Dataset entries:

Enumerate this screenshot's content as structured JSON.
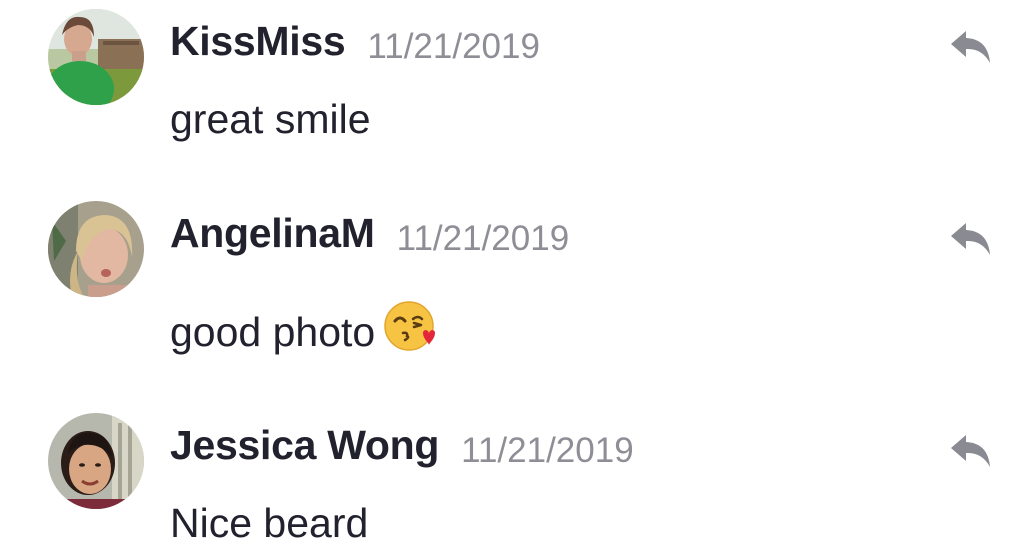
{
  "comments": [
    {
      "author": "KissMiss",
      "date": "11/21/2019",
      "text": "great smile",
      "avatar_icon": "avatar-kissmiss",
      "reply_icon": "reply-icon"
    },
    {
      "author": "AngelinaM",
      "date": "11/21/2019",
      "text": "good photo",
      "emoji": "face-blowing-a-kiss",
      "avatar_icon": "avatar-angelinam",
      "reply_icon": "reply-icon"
    },
    {
      "author": "Jessica Wong",
      "date": "11/21/2019",
      "text": "Nice beard",
      "avatar_icon": "avatar-jessica-wong",
      "reply_icon": "reply-icon"
    }
  ],
  "colors": {
    "author": "#22222e",
    "date": "#8e8e96",
    "text": "#22222e",
    "reply_icon": "#8a8a92"
  }
}
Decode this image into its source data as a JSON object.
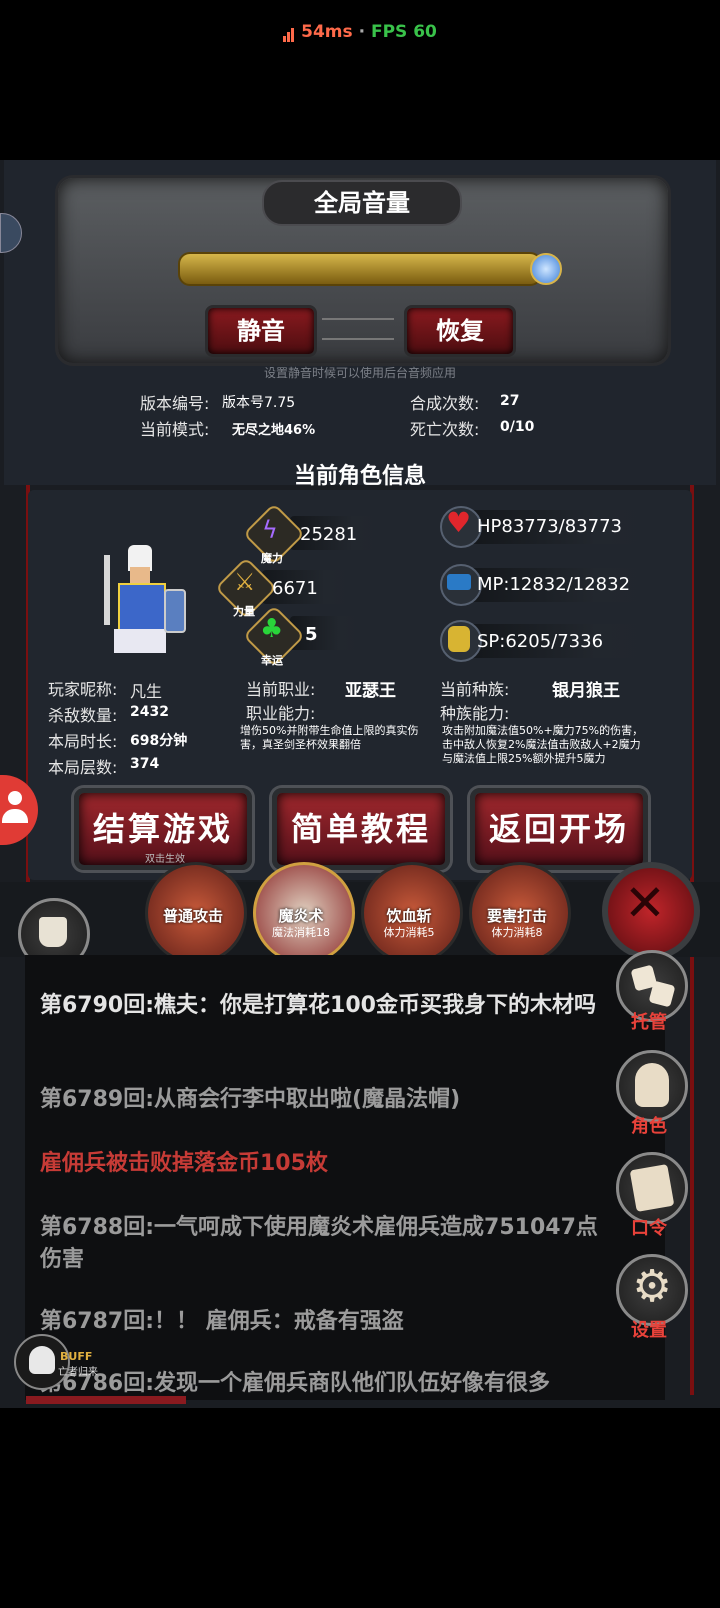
{
  "status": {
    "ping": "54ms",
    "separator": "·",
    "fps": "FPS 60"
  },
  "volume": {
    "title": "全局音量",
    "level": 1.0,
    "mute_label": "静音",
    "restore_label": "恢复",
    "hint": "设置静音时候可以使用后台音频应用"
  },
  "game_info": {
    "version_label": "版本编号:",
    "version_value": "版本号7.75",
    "mode_label": "当前模式:",
    "mode_value": "无尽之地46%",
    "craft_label": "合成次数:",
    "craft_value": "27",
    "death_label": "死亡次数:",
    "death_value": "0/10"
  },
  "character": {
    "section_title": "当前角色信息",
    "magic_value": "25281",
    "magic_label": "魔力",
    "strength_value": "6671",
    "strength_label": "力量",
    "luck_value": "5",
    "luck_label": "幸运",
    "hp": "HP83773/83773",
    "mp": "MP:12832/12832",
    "sp": "SP:6205/7336",
    "nickname_label": "玩家昵称:",
    "nickname_value": "凡生",
    "kills_label": "杀敌数量:",
    "kills_value": "2432",
    "time_label": "本局时长:",
    "time_value": "698分钟",
    "floor_label": "本局层数:",
    "floor_value": "374",
    "class_label": "当前职业:",
    "class_value": "亚瑟王",
    "class_ability_label": "职业能力:",
    "class_ability_text": "增伤50%并附带生命值上限的真实伤害，真圣剑圣杯效果翻倍",
    "race_label": "当前种族:",
    "race_value": "银月狼王",
    "race_ability_label": "种族能力:",
    "race_ability_text": "攻击附加魔法值50%+魔力75%的伤害，击中敌人恢复2%魔法值击败敌人+2魔力与魔法值上限25%额外提升5魔力"
  },
  "actions": {
    "settle_label": "结算游戏",
    "settle_hint": "双击生效",
    "tutorial_label": "简单教程",
    "return_label": "返回开场"
  },
  "skills": [
    {
      "name": "普通攻击",
      "cost": ""
    },
    {
      "name": "魔炎术",
      "cost": "魔法消耗18"
    },
    {
      "name": "饮血斩",
      "cost": "体力消耗5"
    },
    {
      "name": "要害打击",
      "cost": "体力消耗8"
    }
  ],
  "shop_label": "商铺",
  "side_buttons": [
    {
      "label": "托管",
      "icon": "dice-icon"
    },
    {
      "label": "角色",
      "icon": "hooded-figure-icon"
    },
    {
      "label": "口令",
      "icon": "scroll-icon"
    },
    {
      "label": "设置",
      "icon": "gear-icon"
    }
  ],
  "log": [
    {
      "text": "第6790回:樵夫：你是打算花100金币买我身下的木材吗",
      "style": "white"
    },
    {
      "text": "第6789回:从商会行李中取出啦(魔晶法帽)",
      "style": "grey"
    },
    {
      "text": "雇佣兵被击败掉落金币105枚",
      "style": "red"
    },
    {
      "text": "第6788回:一气呵成下使用魔炎术雇佣兵造成751047点伤害",
      "style": "grey"
    },
    {
      "text": "第6787回:！！ 雇佣兵：戒备有强盗",
      "style": "grey"
    },
    {
      "text": "第6786回:发现一个雇佣兵商队他们队伍好像有很多",
      "style": "grey"
    }
  ],
  "buff": {
    "label": "BUFF",
    "sub": "亡者归来"
  },
  "colors": {
    "accent_red": "#8a1a1f",
    "gold": "#c09a47",
    "log_red": "#c63b36"
  }
}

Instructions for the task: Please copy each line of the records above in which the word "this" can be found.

Task solution:
Enumerate this screenshot's content as structured JSON.
Decode this image into its source data as a JSON object.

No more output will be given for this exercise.